The random Esper decks I play against that aren’t trying to crush your soul count themselves lucky to run Sphinx. It’s just annoying enough – especially when it doesn’t pick up a sword – to feel like you’re doing it right if you’re just turning guys sideways. Getting in for six, padding the life total, dodging reach and damage-based removal, and hitting hard enough with first strike to slay most demonic blockers, this classic reanimation target brings the damages.

Verdict: Big Blue Beats? Check. Awesomeness? Check. Cheap in foil from PDS: Graveborn? Super. Check.

The Bad – Palinchron

It’s no secret that I love to hate on the usual combo-enabling suspects. And people only use Palinchron for one reason: to generate infinite mana. It’s too-low impact to be included for any other reason. They won’t run their combo piece out unless they can protect the illusory, raptor-looking dude, so once it hits, expect to get Stroked off to death.

I would also point out the weaker cousin Tidespout Tyrant, which is usually just a combo finisher but also has less common, fair applications.

The point is that this big blue monster is stupid. It’s powerful with the right synergies, but there’s no middle ground. He just goes infinite with like Vorinclex, Voice of Hunger or High Tide or whatever. Snore.

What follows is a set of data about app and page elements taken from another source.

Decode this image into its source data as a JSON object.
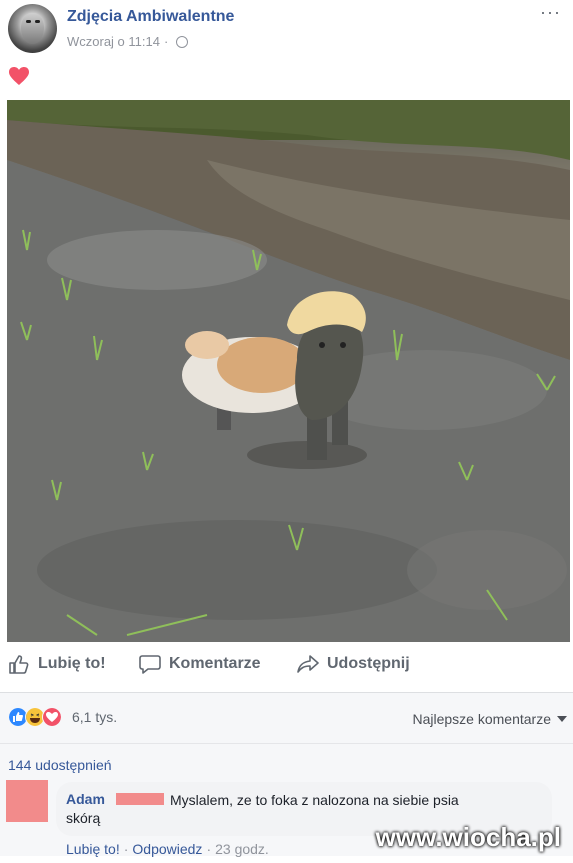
{
  "post": {
    "page_name": "Zdjęcia Ambiwalentne",
    "timestamp": "Wczoraj o 11:14",
    "separator": "·",
    "more_label": "···"
  },
  "actions": {
    "like": "Lubię to!",
    "comment": "Komentarze",
    "share": "Udostępnij"
  },
  "stats": {
    "reactions_count": "6,1 tys.",
    "sort_label": "Najlepsze komentarze",
    "shares": "144 udostępnień"
  },
  "comment": {
    "author": "Adam",
    "text_line1": "Myslalem, ze to foka z nalozona na siebie psia",
    "text_line2": "skórą",
    "like": "Lubię to!",
    "sep1": "·",
    "reply": "Odpowiedz",
    "sep2": "·",
    "time": "23 godz."
  },
  "watermark": "www.wiocha.pl",
  "colors": {
    "link": "#365899",
    "heart": "#f25268",
    "meta": "#90949c",
    "redact": "#f28b8b"
  }
}
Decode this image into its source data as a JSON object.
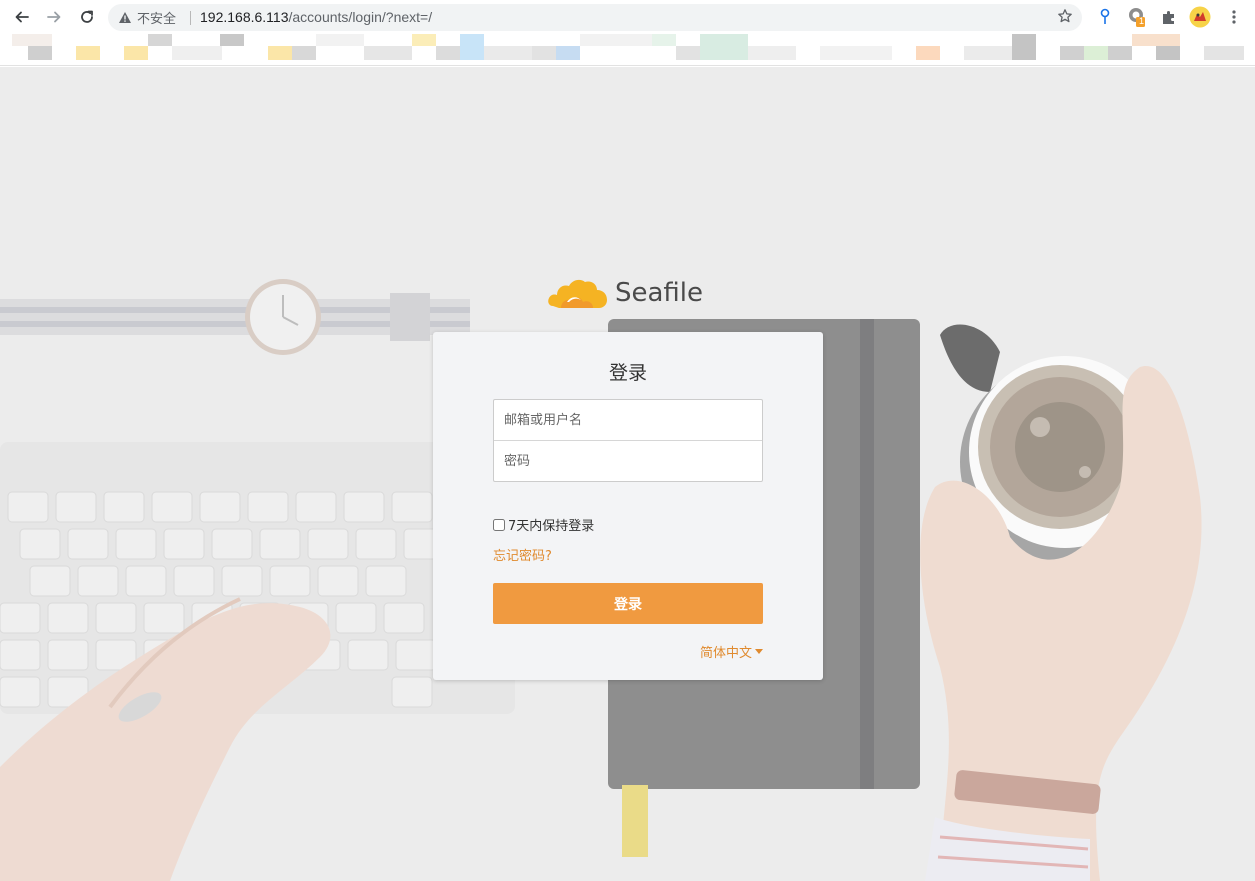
{
  "browser": {
    "security_label": "不安全",
    "url_host": "192.168.6.113",
    "url_path": "/accounts/login/?next=/",
    "extension_badge": "1"
  },
  "login": {
    "logo_text": "Seafile",
    "title": "登录",
    "username_placeholder": "邮箱或用户名",
    "password_placeholder": "密码",
    "remember_label": "7天内保持登录",
    "forgot_label": "忘记密码?",
    "submit_label": "登录",
    "language_label": "简体中文"
  },
  "colors": {
    "accent": "#f09a40",
    "link": "#e08a2e",
    "panel": "#f3f4f6",
    "page_background": "#ececec"
  }
}
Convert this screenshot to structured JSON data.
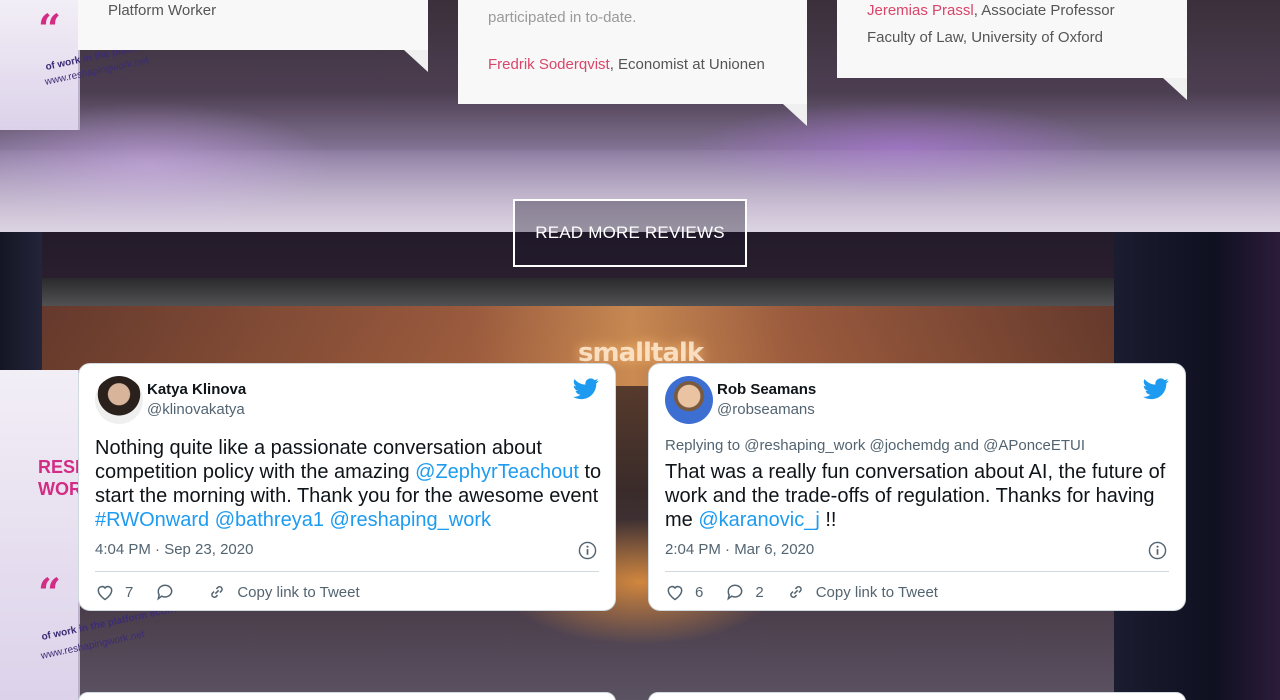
{
  "reviews": [
    {
      "line": "Platform Worker"
    },
    {
      "faded_line": "participated in to-date.",
      "author_name": "Fredrik Soderqvist",
      "author_role": ", Economist at Unionen"
    },
    {
      "author_name": "Jeremias Prassl",
      "author_role": ", Associate Professor",
      "author_role_line2": "Faculty of Law, University of Oxford"
    }
  ],
  "read_more": {
    "label": "READ MORE REVIEWS"
  },
  "background": {
    "sign_text": "smalltalk",
    "banner_brand": "“",
    "banner_tagline": "of work in the platform economy",
    "banner_url": "www.reshapingwork.net",
    "banner_word": "RESH WORK"
  },
  "tweets": [
    {
      "display_name": "Katya Klinova",
      "handle": "@klinovakatya",
      "body_parts": {
        "t1": "Nothing quite like a passionate conversation about competition policy with the amazing ",
        "l1": "@ZephyrTeachout",
        "t2": " to start the morning with. Thank you for the awesome event ",
        "l2": "#RWOnward",
        "t3": " ",
        "l3": "@bathreya1",
        "t4": " ",
        "l4": "@reshaping_work"
      },
      "time": "4:04 PM · Sep 23, 2020",
      "likes": "7",
      "copy_label": "Copy link to Tweet"
    },
    {
      "display_name": "Rob Seamans",
      "handle": "@robseamans",
      "reply_to": "Replying to @reshaping_work @jochemdg and @APonceETUI",
      "body_parts": {
        "t1": "That was a really fun conversation about AI, the future of work and the trade-offs of regulation. Thanks for having me ",
        "l1": "@karanovic_j",
        "t2": " !!"
      },
      "time": "2:04 PM · Mar 6, 2020",
      "likes": "6",
      "replies": "2",
      "copy_label": "Copy link to Tweet"
    }
  ],
  "colors": {
    "accent_pink": "#d9456a",
    "twitter_blue": "#1d9bf0",
    "muted_text": "#536471"
  },
  "icons": [
    "twitter-bird-icon",
    "info-icon",
    "heart-icon",
    "reply-bubble-icon",
    "link-icon"
  ]
}
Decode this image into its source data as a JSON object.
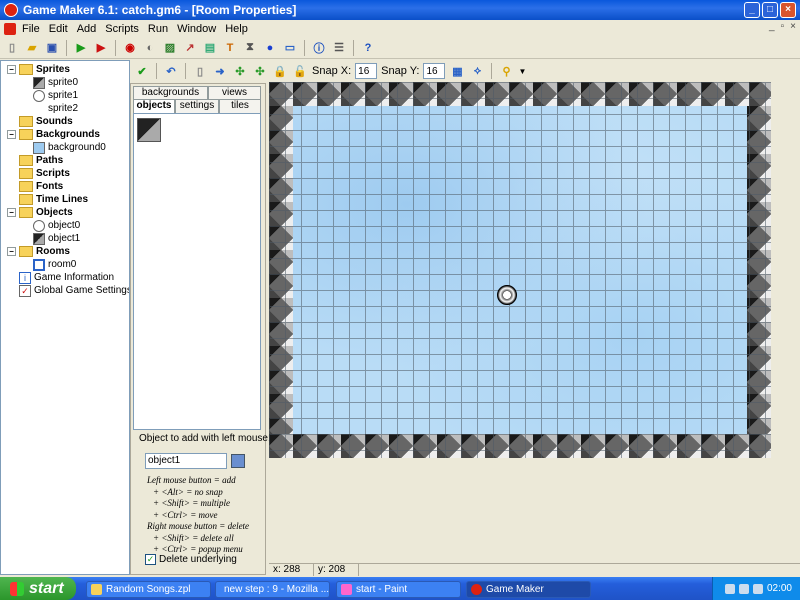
{
  "window": {
    "title": "Game Maker 6.1: catch.gm6 - [Room Properties]"
  },
  "menu": [
    "File",
    "Edit",
    "Add",
    "Scripts",
    "Run",
    "Window",
    "Help"
  ],
  "tree": {
    "sprites": "Sprites",
    "sprite0": "sprite0",
    "sprite1": "sprite1",
    "sprite2": "sprite2",
    "sounds": "Sounds",
    "backgrounds": "Backgrounds",
    "background0": "background0",
    "paths": "Paths",
    "scripts": "Scripts",
    "fonts": "Fonts",
    "timelines": "Time Lines",
    "objects": "Objects",
    "object0": "object0",
    "object1": "object1",
    "rooms": "Rooms",
    "room0": "room0",
    "game_info": "Game Information",
    "global_settings": "Global Game Settings"
  },
  "room_toolbar": {
    "snap_x_label": "Snap X:",
    "snap_x": "16",
    "snap_y_label": "Snap Y:",
    "snap_y": "16"
  },
  "tabs": {
    "backgrounds": "backgrounds",
    "views": "views",
    "objects": "objects",
    "settings": "settings",
    "tiles": "tiles"
  },
  "left_panel": {
    "add_label": "Object to add with left mouse:",
    "object_value": "object1",
    "help_lines": [
      "Left mouse button = add",
      "+ <Alt> = no snap",
      "+ <Shift> = multiple",
      "+ <Ctrl> = move",
      "Right mouse button = delete",
      "+ <Shift> = delete all",
      "+ <Ctrl> = popup menu"
    ],
    "delete_underlying": "Delete underlying"
  },
  "status": {
    "x": "x: 288",
    "y": "y: 208"
  },
  "taskbar": {
    "start": "start",
    "tasks": [
      "Random Songs.zpl",
      "new step : 9 - Mozilla ...",
      "start - Paint",
      "Game Maker"
    ],
    "clock": "02:00"
  }
}
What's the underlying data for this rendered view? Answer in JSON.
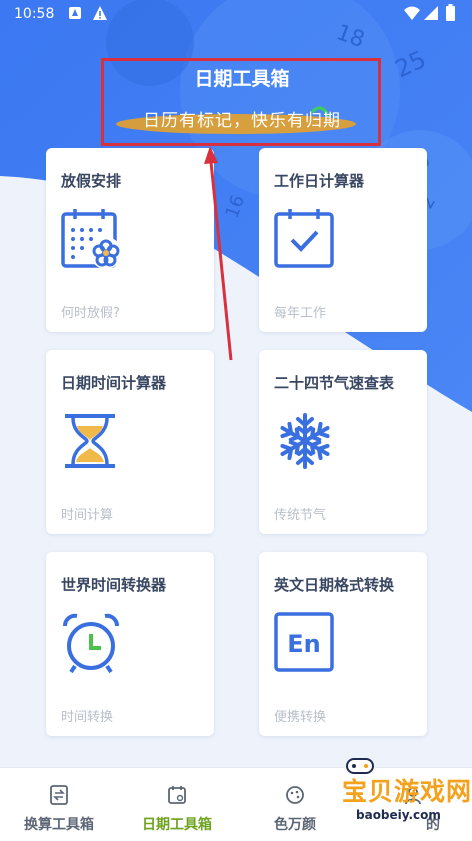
{
  "status_bar": {
    "time": "10:58"
  },
  "header": {
    "title": "日期工具箱",
    "subtitle": "日历有标记，快乐有归期"
  },
  "cards": [
    {
      "title": "放假安排",
      "subtitle": "何时放假?",
      "icon": "calendar-flower-icon"
    },
    {
      "title": "工作日计算器",
      "subtitle": "每年工作",
      "icon": "calendar-check-icon"
    },
    {
      "title": "日期时间计算器",
      "subtitle": "时间计算",
      "icon": "hourglass-icon"
    },
    {
      "title": "二十四节气速查表",
      "subtitle": "传统节气",
      "icon": "snowflake-icon"
    },
    {
      "title": "世界时间转换器",
      "subtitle": "时间转换",
      "icon": "alarm-clock-icon"
    },
    {
      "title": "英文日期格式转换",
      "subtitle": "便携转换",
      "icon": "en-icon"
    }
  ],
  "tabs": [
    {
      "label": "换算工具箱",
      "icon": "converter-icon"
    },
    {
      "label": "日期工具箱",
      "icon": "calendar-tools-icon",
      "active": true
    },
    {
      "label": "色万颜",
      "icon": "palette-icon"
    },
    {
      "label": "的",
      "icon": "user-icon"
    }
  ],
  "watermark": {
    "text": "宝贝游戏网",
    "url": "baobeiy.com"
  },
  "colors": {
    "hero_blue": "#3d7cf0",
    "accent_blue": "#3a6fe0",
    "sand": "#f1b84a",
    "active_green": "#6ea320",
    "annotation_red": "#d9303e"
  }
}
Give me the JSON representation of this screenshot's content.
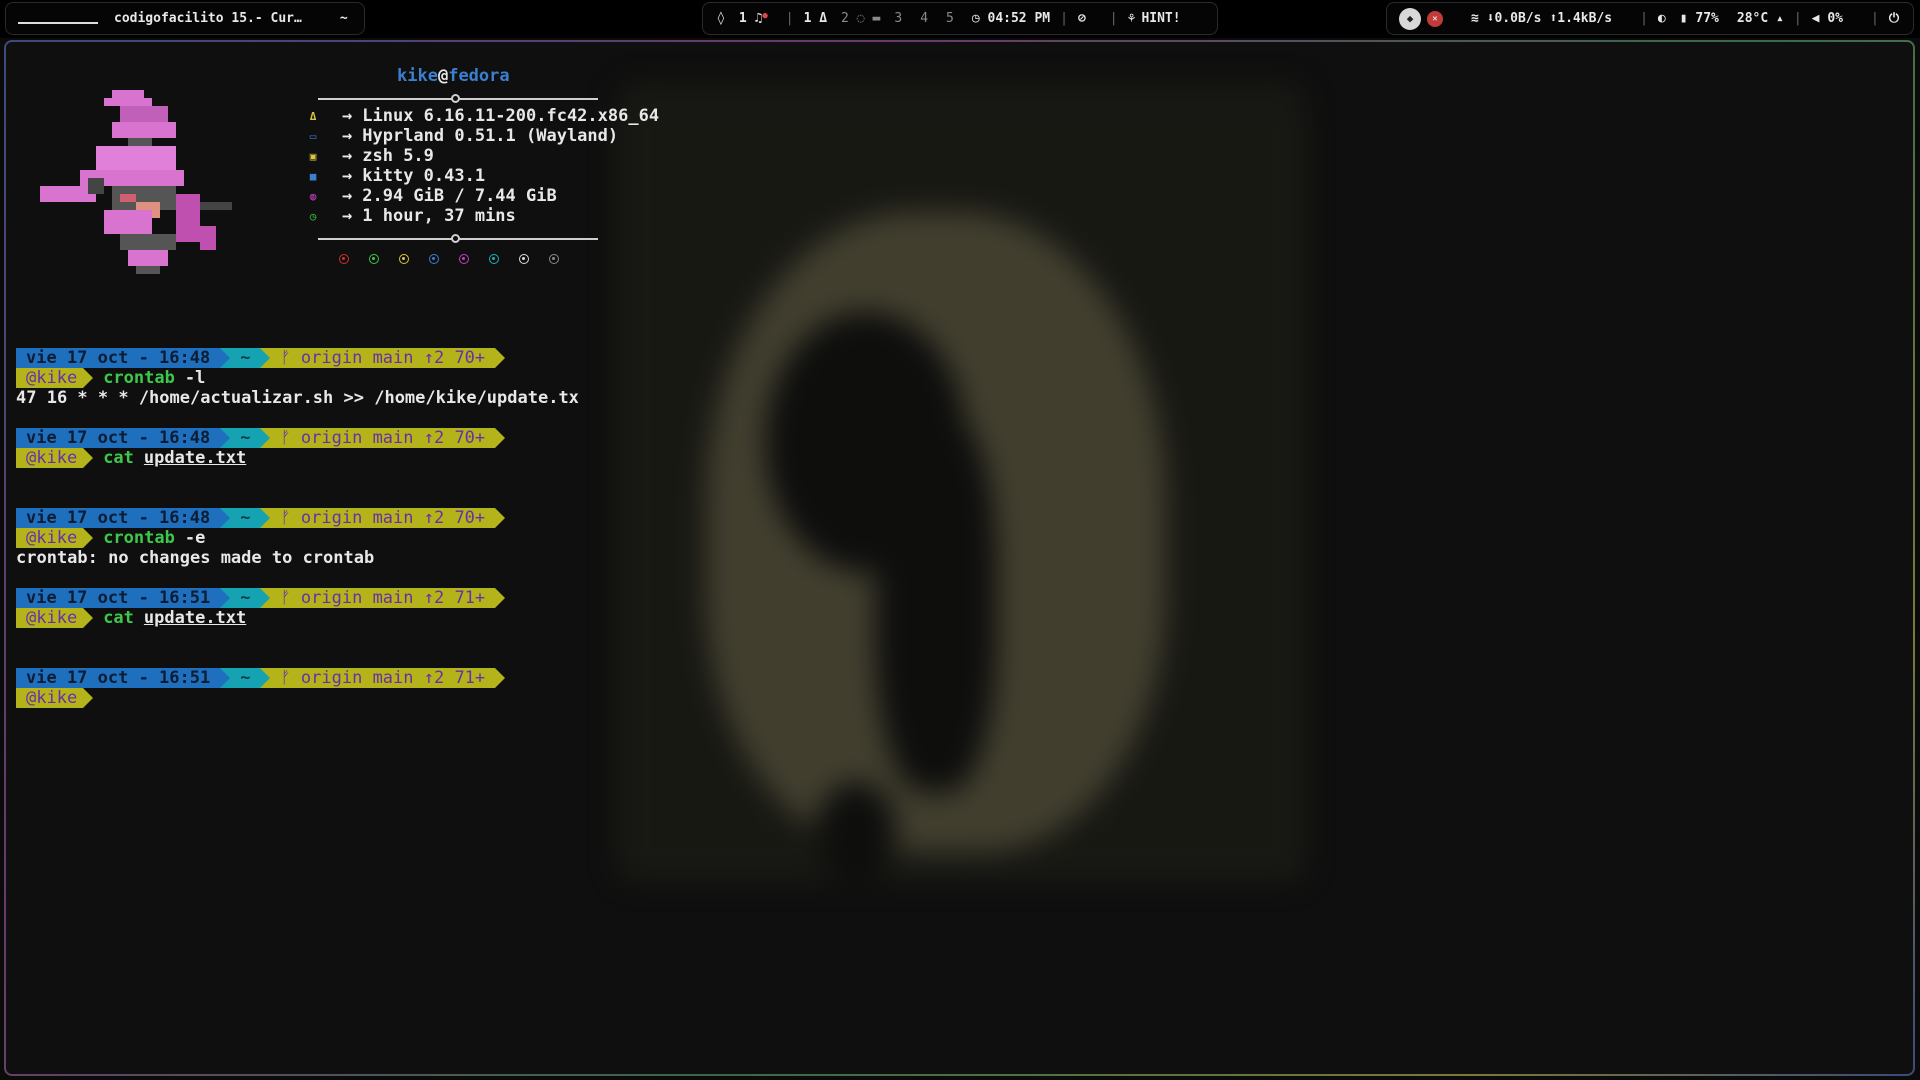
{
  "topbar": {
    "workspace_indicator": "_________",
    "window_title": "codigofacilito  15.- Cur…",
    "left_tilde": "~",
    "notif_count": "1",
    "workspaces": [
      "1",
      "2",
      "3",
      "4",
      "5"
    ],
    "clock": "04:52 PM",
    "hint_label": "HINT!",
    "net_down": "0.0B/s",
    "net_up": "1.4kB/s",
    "battery": "77%",
    "temperature": "28°C",
    "volume": "0%"
  },
  "fastfetch": {
    "user": "kike",
    "at": "@",
    "host": "fedora",
    "rows": [
      {
        "icon": "linux-icon",
        "glyph": "Δ",
        "color": "#d8c640",
        "arrow": "→",
        "text": "Linux 6.16.11-200.fc42.x86_64"
      },
      {
        "icon": "window-manager-icon",
        "glyph": "▭",
        "color": "#3a7fd0",
        "arrow": "→",
        "text": "Hyprland 0.51.1 (Wayland)"
      },
      {
        "icon": "shell-icon",
        "glyph": "▣",
        "color": "#d8c640",
        "arrow": "→",
        "text": "zsh 5.9"
      },
      {
        "icon": "terminal-icon",
        "glyph": "■",
        "color": "#3a7fd0",
        "arrow": "→",
        "text": "kitty 0.43.1"
      },
      {
        "icon": "memory-icon",
        "glyph": "◍",
        "color": "#c040c0",
        "arrow": "→",
        "text": "2.94 GiB / 7.44 GiB"
      },
      {
        "icon": "uptime-icon",
        "glyph": "◷",
        "color": "#3ec84a",
        "arrow": "→",
        "text": "1 hour, 37 mins"
      }
    ],
    "palette": [
      "#d03030",
      "#3ec84a",
      "#d8c640",
      "#3a7fd0",
      "#c040c0",
      "#20b0b8",
      "#dddddd",
      "#8a8a8a"
    ]
  },
  "terminal": {
    "blocks": [
      {
        "date": "vie 17 oct - 16:48",
        "dir": "~",
        "git": "ᚠ origin  main ↑2 70+",
        "user": "@kike",
        "cmd": "crontab",
        "args": "-l",
        "args_underline": false,
        "output": "47 16 * * * /home/actualizar.sh >> /home/kike/update.tx"
      },
      {
        "date": "vie 17 oct - 16:48",
        "dir": "~",
        "git": "ᚠ origin  main ↑2 70+",
        "user": "@kike",
        "cmd": "cat",
        "args": "update.txt",
        "args_underline": true,
        "output": ""
      },
      {
        "date": "vie 17 oct - 16:48",
        "dir": "~",
        "git": "ᚠ origin  main ↑2 70+",
        "user": "@kike",
        "cmd": "crontab",
        "args": "-e",
        "args_underline": false,
        "output": "crontab: no changes made to crontab"
      },
      {
        "date": "vie 17 oct - 16:51",
        "dir": "~",
        "git": "ᚠ origin  main ↑2 71+",
        "user": "@kike",
        "cmd": "cat",
        "args": "update.txt",
        "args_underline": true,
        "output": ""
      },
      {
        "date": "vie 17 oct - 16:51",
        "dir": "~",
        "git": "ᚠ origin  main ↑2 71+",
        "user": "@kike",
        "cmd": "",
        "args": "",
        "args_underline": false,
        "output": ""
      }
    ]
  }
}
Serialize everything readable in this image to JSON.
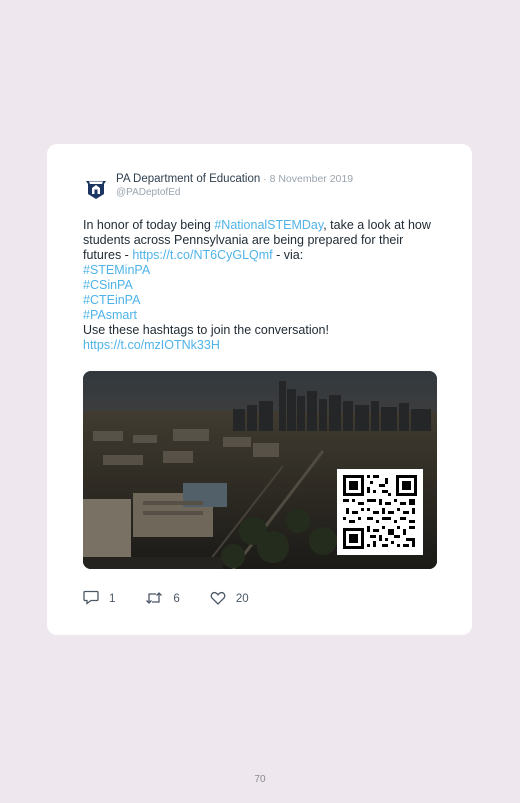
{
  "tweet": {
    "author_name": "PA Department of Education",
    "date": " · 8 November 2019",
    "handle": "@PADeptofEd",
    "line1_pre": "In honor of today being ",
    "hashtag_stem": "#NationalSTEMDay",
    "line1_post": ", take a look at how students across Pennsylvania are being prepared for their futures - ",
    "link1": "https://t.co/NT6CyGLQmf",
    "link1_post": " - via:",
    "hashtags": [
      "#STEMinPA",
      "#CSinPA",
      "#CTEinPA",
      "#PAsmart"
    ],
    "closing": "Use these hashtags to join the conversation!",
    "link2": "https://t.co/mzIOTNk33H"
  },
  "actions": {
    "replies": "1",
    "retweets": "6",
    "likes": "20"
  },
  "icons": {
    "avatar": "pa-keystone-logo-icon",
    "reply": "reply-bubble-icon",
    "retweet": "retweet-icon",
    "like": "heart-icon"
  },
  "colors": {
    "link": "#4fb3e8",
    "background": "#eee7ee",
    "card": "#ffffff"
  },
  "page_number": "70"
}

Verdict: The worst is when some rando player combos out the table with this like he invented unbounded loops or something.

The Sad – Guile

I have a deck that wants to counter a lot of stuff, and I even pretend I have a deck of non humans with weird human facial expressions in the art, and I still can never make myself be happy when I draw Guile. God, even in a Street Fighter themed deck I think he’d be the weakest card, and what would you play for Blanka in that deck? Cudgel Troll?

A 6/6 with decent evasion for six including UUU is verrrry meh; it lives or dies by its other ability. And the thing is, this ability doesn’t cut it no matter what. You seriously aren’t countering enough spells for this. You’d think that even getting just the first two-for-one would be decent value. But everything has to go right for that to be worth it. The other 20 times when you have this in hand but no counters and some other fat you’d rather run out instead, you just cast [Card]Duress[/card] on yourself. Great work.

Verdict: One extra blue and a colorless gets you a card off Treasure Trove. Now that’s value.

Weekly Lesson: Don’t complain about stuff too early. Unrelated to card selection, I may or may not have huffed a bit on Twitter Thursday when I thought [Card]Opal Palace[/Card] was replacing [Card]Command Tower[/Card] in the precons. It didn’t, I’m dumb. Take your time to complain and you’ll be rewarded with not looking silly.